o the statement that the manuscript is original, the submission has not been previously published, nor was sent to another journal for consideration,
o 3–5 names of suggested reviewers together with their affiliations, full postal and e-mail addresses; at least 3 suggested reviewers should be affiliated with other scientific institutions than the affiliations of the authors,
o author’s suggestion to classification of the paper as the research paper, review paper or technical note.

Article Requirements
1. At submission time only a PDF file is required. After acceptance, authors must submit all source material (see information about Figures). Authors can use their preferred manuscript-preparation software. The journal itself is produced in LaTeX, so accepted articles will be converted to LaTeX at production time.

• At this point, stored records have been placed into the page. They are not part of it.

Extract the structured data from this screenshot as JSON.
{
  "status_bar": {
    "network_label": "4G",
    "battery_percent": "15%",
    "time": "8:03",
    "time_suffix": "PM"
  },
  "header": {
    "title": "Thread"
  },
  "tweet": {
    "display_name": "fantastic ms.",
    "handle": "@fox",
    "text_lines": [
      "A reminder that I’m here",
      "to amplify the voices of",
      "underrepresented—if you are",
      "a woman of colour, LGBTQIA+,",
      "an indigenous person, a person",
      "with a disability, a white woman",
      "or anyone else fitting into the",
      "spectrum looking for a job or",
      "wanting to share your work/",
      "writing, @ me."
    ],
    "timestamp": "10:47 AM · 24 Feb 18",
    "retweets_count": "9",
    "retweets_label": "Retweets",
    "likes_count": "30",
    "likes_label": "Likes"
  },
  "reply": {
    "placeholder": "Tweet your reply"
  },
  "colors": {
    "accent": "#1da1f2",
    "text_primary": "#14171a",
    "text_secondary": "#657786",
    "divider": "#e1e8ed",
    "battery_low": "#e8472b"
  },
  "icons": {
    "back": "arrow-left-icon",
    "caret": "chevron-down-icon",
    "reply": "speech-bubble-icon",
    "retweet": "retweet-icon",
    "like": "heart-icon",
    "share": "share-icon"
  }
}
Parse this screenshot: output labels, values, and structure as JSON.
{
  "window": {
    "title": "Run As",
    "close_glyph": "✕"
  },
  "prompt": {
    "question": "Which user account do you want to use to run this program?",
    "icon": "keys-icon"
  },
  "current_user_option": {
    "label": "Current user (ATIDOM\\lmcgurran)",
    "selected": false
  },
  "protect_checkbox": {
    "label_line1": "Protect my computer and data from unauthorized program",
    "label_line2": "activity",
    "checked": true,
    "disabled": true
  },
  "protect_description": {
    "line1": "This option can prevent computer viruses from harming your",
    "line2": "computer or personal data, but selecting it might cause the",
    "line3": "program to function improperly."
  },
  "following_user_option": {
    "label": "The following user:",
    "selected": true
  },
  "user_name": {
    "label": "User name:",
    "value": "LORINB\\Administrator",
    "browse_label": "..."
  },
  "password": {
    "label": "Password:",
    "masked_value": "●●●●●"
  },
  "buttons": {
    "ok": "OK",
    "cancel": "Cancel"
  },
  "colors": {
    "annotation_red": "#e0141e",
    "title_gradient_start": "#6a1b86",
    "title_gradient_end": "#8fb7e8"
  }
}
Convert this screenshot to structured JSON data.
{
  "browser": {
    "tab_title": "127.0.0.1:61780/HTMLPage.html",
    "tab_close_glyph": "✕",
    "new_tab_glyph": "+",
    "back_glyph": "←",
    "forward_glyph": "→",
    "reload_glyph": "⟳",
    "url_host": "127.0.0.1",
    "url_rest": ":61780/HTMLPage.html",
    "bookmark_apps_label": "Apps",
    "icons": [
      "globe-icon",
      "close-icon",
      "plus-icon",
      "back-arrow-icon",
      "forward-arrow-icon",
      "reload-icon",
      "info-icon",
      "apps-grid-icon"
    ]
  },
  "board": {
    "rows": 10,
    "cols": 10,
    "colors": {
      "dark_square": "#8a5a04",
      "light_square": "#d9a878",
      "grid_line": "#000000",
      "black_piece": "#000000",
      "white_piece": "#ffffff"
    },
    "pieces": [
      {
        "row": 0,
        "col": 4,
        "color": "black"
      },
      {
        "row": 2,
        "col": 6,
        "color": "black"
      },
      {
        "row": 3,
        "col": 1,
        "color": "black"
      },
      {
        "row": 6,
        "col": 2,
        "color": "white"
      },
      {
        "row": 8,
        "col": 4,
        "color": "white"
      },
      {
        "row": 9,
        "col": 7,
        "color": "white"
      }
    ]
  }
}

2. The title of the paper should be as short as possible.
3. Full names and surnames should be given.
4. The full postal address of each affiliation, including the country name should be provided. Affiliations should contain the full postal address, as well as an e-mail address of one author designated as corresponding author.
5. The text should be preceded by a concise abstract (less than 200 words).
6. Keywords should be given.
7. The formulae to be numbered are those referred to in the paper, as well as the final formulae.
8. All notations should be written very distinctly.
9. References in the text (author(s) and year of publication) are to be cited between parentheses.
Items appearing in the reference list should be complete, including surname and the initials of the first name of the author, the full title of the paper/book in English followed by the information on the original paper language. In case of a book, the publisher's name, the place and year of publication should be given. In case of a periodical, the full title of the periodical, consecutive volume number, current issue number, pages, and year of publication should be given. All references in the bibliography should be cited in the text, and arranged in alphabetical order by authors' last name.
For more information on references see http://acoustics.ippt.gov.pl/public/Instructions.pdf.
10. Figures must be of publication quality. Each figure should be saved in separate file and captioned and numbered so that it can float. After acceptance, Authors will need to submit the original source files for all photos, diagrams and graphs in manuscript.
For diagrams and graphs vector EPS or vector PDF files are the most useful. Make sure that what you're saving is vector graphics and not a bitmap. Please also include the original data for any plots. This is particularly important if you are unable to save Excel-generated plots in vector format. Saving them as bitmaps is not useful; please send the Excel (.xls) spreadsheets instead.
Photographs should be high-quality – with resolution no lower than 300 dpi.
Pack all figure files into a single archive (zip, tar, rar or other format) and then upload on the magazine web site.

This page uses 'cookies'. Learn more